or
hall f (definite singular halla, indefinite plural haller, definite plural hallene)

  1. a hall (a building or very large room)
Derived termsEdit

Etymology 2Edit

From Old Norse hallr.

NounEdit

hall n (definite singular hallet, indefinite plural hall, definite plural halla)

  1. a slope, sloping terrain

ReferencesEdit


PortugueseEdit

EtymologyEdit

Borrowed from English hall.

PronunciationEdit

NounEdit

hall m (plural halls)

  1. (architecture) lobby; entrance hall (room in a building used for entry from the outside)

Derived termsEdit


SpanishEdit

NounEdit

hall m (plural halls)

  1. hall, lobby, lounge

SwedishEdit

EtymologyEdit

From Old Norse hǫll, from Proto-Germanic *hallō, from Proto-Indo-European *ḱel-. Compare English hall. Related to Latin cella and English cellar.[1]

PronunciationEdit

NounEdit

hall c

  1. a lounge
  2. a corridor
  3. an entryway
  4. short for any of the words:

DeclensionEdit

Declension of hall 
Singular Plural
Indefinite Definite Indefinite Definite
Nominative hall hallen hallar hallarna
Genitive halls hallens hallars hallarnas

ReferencesEdit

  1. ^ hall in Elof Hellquist, Svensk etymologisk ordbok (1st ed., 1922)

WestrobothnianEdit

Etymology 1Edit

From Old Norse hallr.
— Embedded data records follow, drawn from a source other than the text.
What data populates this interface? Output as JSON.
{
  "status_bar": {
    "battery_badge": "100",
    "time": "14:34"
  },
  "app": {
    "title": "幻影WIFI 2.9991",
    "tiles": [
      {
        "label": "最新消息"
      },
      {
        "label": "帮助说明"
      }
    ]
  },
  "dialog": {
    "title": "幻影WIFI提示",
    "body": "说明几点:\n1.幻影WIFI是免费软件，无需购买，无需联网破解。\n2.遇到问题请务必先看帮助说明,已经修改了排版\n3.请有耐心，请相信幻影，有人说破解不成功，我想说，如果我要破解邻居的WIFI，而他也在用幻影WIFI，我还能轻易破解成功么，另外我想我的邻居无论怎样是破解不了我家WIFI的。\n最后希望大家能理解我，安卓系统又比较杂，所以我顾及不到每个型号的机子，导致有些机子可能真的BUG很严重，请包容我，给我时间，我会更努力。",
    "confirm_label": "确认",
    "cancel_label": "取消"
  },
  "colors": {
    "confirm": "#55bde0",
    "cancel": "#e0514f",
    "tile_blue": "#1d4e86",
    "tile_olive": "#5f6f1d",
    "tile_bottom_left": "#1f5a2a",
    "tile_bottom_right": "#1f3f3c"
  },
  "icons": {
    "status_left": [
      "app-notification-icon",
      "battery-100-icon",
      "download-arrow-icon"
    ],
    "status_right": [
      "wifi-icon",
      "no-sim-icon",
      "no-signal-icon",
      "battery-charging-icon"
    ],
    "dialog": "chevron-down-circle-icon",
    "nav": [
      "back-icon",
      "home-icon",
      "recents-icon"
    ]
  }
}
Cognate with Icelandic hallur.

AdjectiveEdit

hall

  1. sloping, inclined, oblique

Derived termsEdit

Etymology 2Edit

From Old Norse hǫll, from Proto-Germanic *hallō

NounEdit

hall f

  1. area where no particularly large forest exist